**The problem**. From the entries, return every line where the string "Diego" shows up.

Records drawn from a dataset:
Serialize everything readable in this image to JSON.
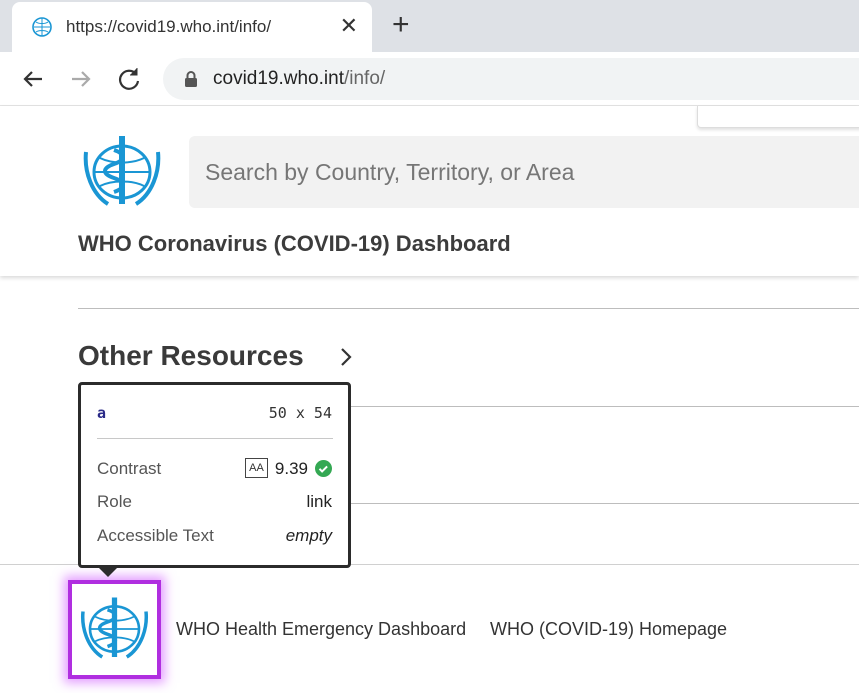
{
  "browser": {
    "tab_title": "https://covid19.who.int/info/",
    "url_host": "covid19.who.int",
    "url_path": "/info/"
  },
  "header": {
    "search_placeholder": "Search by Country, Territory, or Area",
    "dashboard_title": "WHO Coronavirus (COVID-19) Dashboard"
  },
  "main": {
    "section_title": "Other Resources"
  },
  "tooltip": {
    "tag": "a",
    "dimensions": "50 x 54",
    "contrast_label": "Contrast",
    "contrast_badge": "AA",
    "contrast_value": "9.39",
    "role_label": "Role",
    "role_value": "link",
    "accessible_label": "Accessible Text",
    "accessible_value": "empty"
  },
  "footer": {
    "links": [
      "WHO Health Emergency Dashboard",
      "WHO (COVID-19) Homepage"
    ]
  },
  "colors": {
    "who_blue": "#1a96d4",
    "highlight": "#b02ee0",
    "check_green": "#34a853"
  }
}
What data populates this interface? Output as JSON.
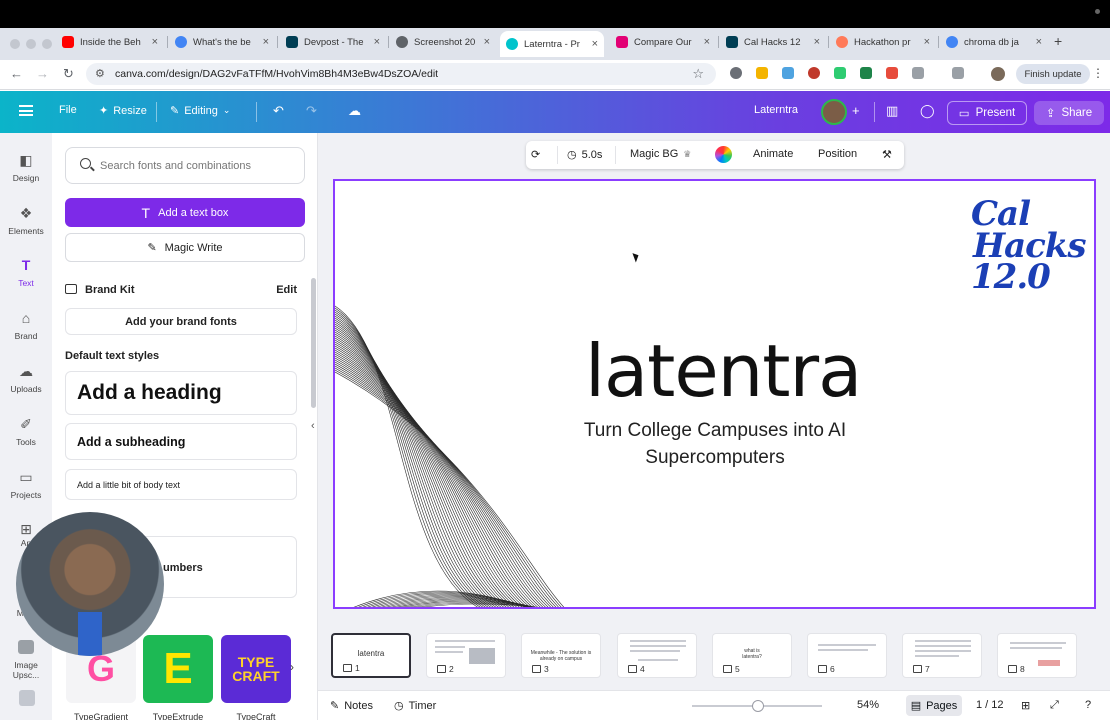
{
  "browser": {
    "tabs": [
      {
        "label": "Inside the Beh",
        "color": "#ff0000"
      },
      {
        "label": "What's the be",
        "color": "#4285f4"
      },
      {
        "label": "Devpost - The",
        "color": "#003e54"
      },
      {
        "label": "Screenshot 20",
        "color": "#5f6368"
      },
      {
        "label": "Laterntra - Pr",
        "color": "#00c4cc"
      },
      {
        "label": "Compare Our",
        "color": "#e20074"
      },
      {
        "label": "Cal Hacks 12",
        "color": "#003e54"
      },
      {
        "label": "Hackathon pr",
        "color": "#ff7a59"
      },
      {
        "label": "chroma db ja",
        "color": "#4285f4"
      }
    ],
    "url": "canva.com/design/DAG2vFaTFfM/HvohVim8Bh4M3eBw4DsZOA/edit",
    "finish_update": "Finish update"
  },
  "header": {
    "file": "File",
    "resize": "Resize",
    "editing": "Editing",
    "project_name": "Laterntra",
    "present": "Present",
    "share": "Share"
  },
  "rail": [
    {
      "label": "Design",
      "icon": "design-icon"
    },
    {
      "label": "Elements",
      "icon": "elements-icon"
    },
    {
      "label": "Text",
      "icon": "text-icon"
    },
    {
      "label": "Brand",
      "icon": "brand-icon"
    },
    {
      "label": "Uploads",
      "icon": "uploads-icon"
    },
    {
      "label": "Tools",
      "icon": "tools-icon"
    },
    {
      "label": "Projects",
      "icon": "projects-icon"
    },
    {
      "label": "Ap",
      "icon": "apps-icon"
    },
    {
      "label": "Magi",
      "icon": "magic-icon"
    },
    {
      "label": "Image Upsc...",
      "icon": "image-upscaler-icon"
    }
  ],
  "panel": {
    "search_placeholder": "Search fonts and combinations",
    "add_text_box": "Add a text box",
    "magic_write": "Magic Write",
    "brand_kit": "Brand Kit",
    "edit": "Edit",
    "add_brand_fonts": "Add your brand fonts",
    "default_styles": "Default text styles",
    "heading": "Add a heading",
    "subheading": "Add a subheading",
    "body": "Add a little bit of body text",
    "numbers": "umbers",
    "font_tiles": [
      {
        "label": "TypeGradient",
        "glyph": "G"
      },
      {
        "label": "TypeExtrude",
        "glyph": "E"
      },
      {
        "label": "TypeCraft",
        "glyph": "TYPE CRAFT"
      }
    ]
  },
  "toolbar": {
    "duration": "5.0s",
    "magic_bg": "Magic BG",
    "animate": "Animate",
    "position": "Position"
  },
  "slide": {
    "logo": [
      "Cal",
      "Hacks",
      "12.0"
    ],
    "title": "latentra",
    "subtitle": "Turn College Campuses into AI Supercomputers"
  },
  "thumbnails": [
    {
      "n": "1",
      "text": "latentra"
    },
    {
      "n": "2",
      "text": ""
    },
    {
      "n": "3",
      "text": "Meanwhile - The solution is already on campus"
    },
    {
      "n": "4",
      "text": ""
    },
    {
      "n": "5",
      "text": "what is latentra?"
    },
    {
      "n": "6",
      "text": ""
    },
    {
      "n": "7",
      "text": ""
    },
    {
      "n": "8",
      "text": ""
    }
  ],
  "bottom": {
    "notes": "Notes",
    "timer": "Timer",
    "zoom": "54%",
    "pages": "Pages",
    "page_count": "1 / 12"
  }
}
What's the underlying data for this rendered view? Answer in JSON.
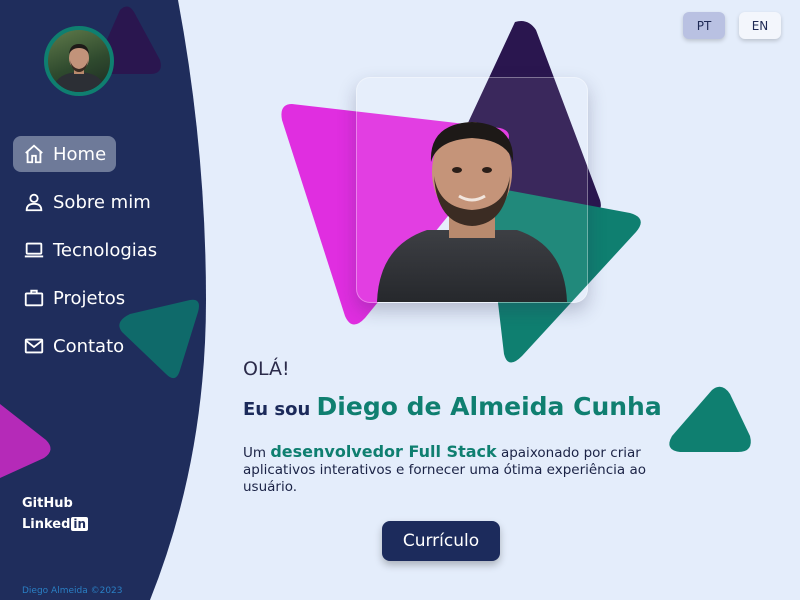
{
  "sidebar": {
    "avatar_alt": "Diego de Almeida Cunha",
    "nav": [
      {
        "label": "Home",
        "icon": "home-icon"
      },
      {
        "label": "Sobre mim",
        "icon": "user-icon"
      },
      {
        "label": "Tecnologias",
        "icon": "laptop-icon"
      },
      {
        "label": "Projetos",
        "icon": "briefcase-icon"
      },
      {
        "label": "Contato",
        "icon": "mail-icon"
      }
    ],
    "social": {
      "github": "GitHub",
      "linkedin_text": "Linked",
      "linkedin_box": "in"
    },
    "credit": "Diego Almeida ©2023"
  },
  "language": {
    "pt": "PT",
    "en": "EN",
    "active": "PT"
  },
  "hero": {
    "greeting": "OLÁ!",
    "intro_prefix": "Eu sou ",
    "name": "Diego de Almeida Cunha",
    "desc_prefix": "Um ",
    "desc_highlight": "desenvolvedor Full Stack",
    "desc_rest": " apaixonado por criar aplicativos interativos e fornecer uma ótima experiência ao usuário.",
    "button": "Currículo"
  },
  "colors": {
    "sidebar": "#1f2d5c",
    "accent_teal": "#0f7f70",
    "magenta": "#e02ee0",
    "purple": "#2a164f",
    "background": "#e4edfb"
  }
}
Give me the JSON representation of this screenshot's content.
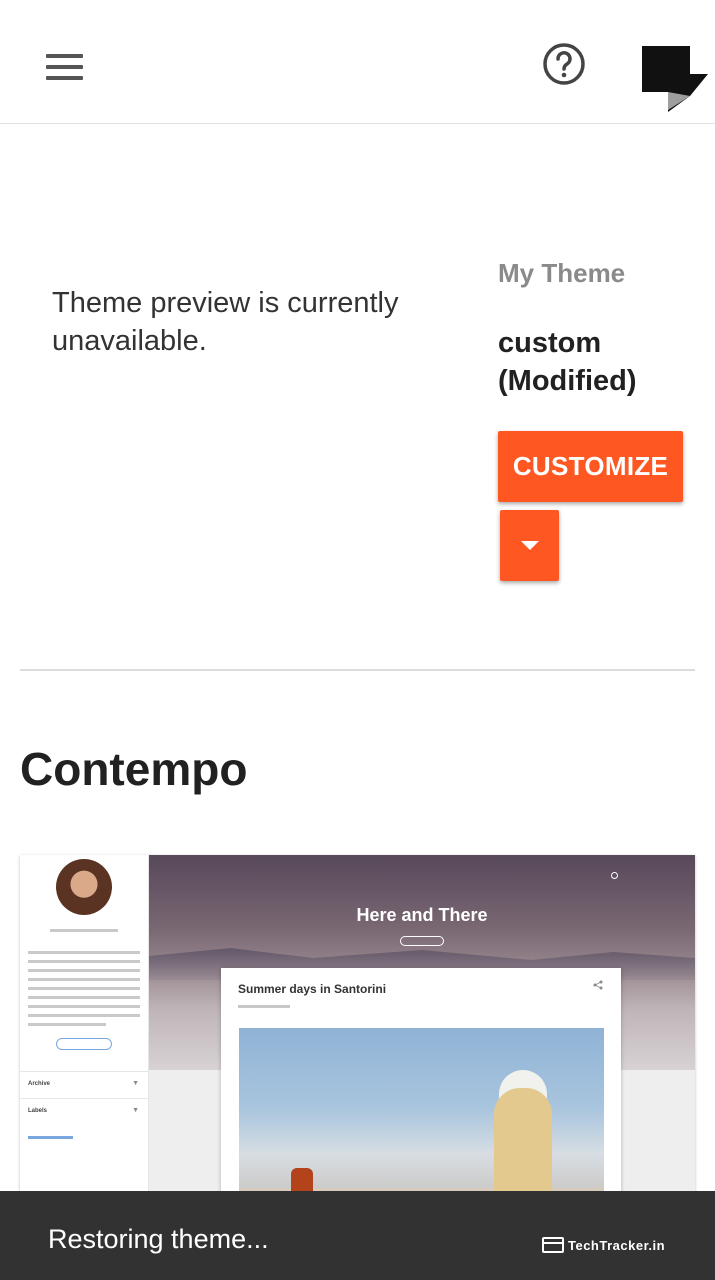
{
  "header": {
    "menu_icon": "hamburger-menu-icon",
    "help_icon": "help-circle-icon",
    "logo_icon": "blogger-logo-icon"
  },
  "theme_section": {
    "preview_message": "Theme preview is currently unavailable.",
    "my_theme_label": "My Theme",
    "theme_name": "custom (Modified)",
    "customize_label": "CUSTOMIZE",
    "dropdown_icon": "caret-down-icon",
    "accent_color": "#ff5722"
  },
  "gallery": {
    "theme_title": "Contempo",
    "thumbnail": {
      "blog_title": "Here and There",
      "post_title": "Summer days in Santorini",
      "sidebar_items": [
        {
          "label": "Archive"
        },
        {
          "label": "Labels"
        }
      ]
    }
  },
  "snackbar": {
    "message": "Restoring theme...",
    "background": "#323232"
  },
  "watermark": {
    "text": "TechTracker.in"
  }
}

**Your response**.
    "avatar_alt": "Diego de Almeida Cunha",
    "credit": "Diego Almeida ©2023"
    "name": "Diego de Almeida Cunha",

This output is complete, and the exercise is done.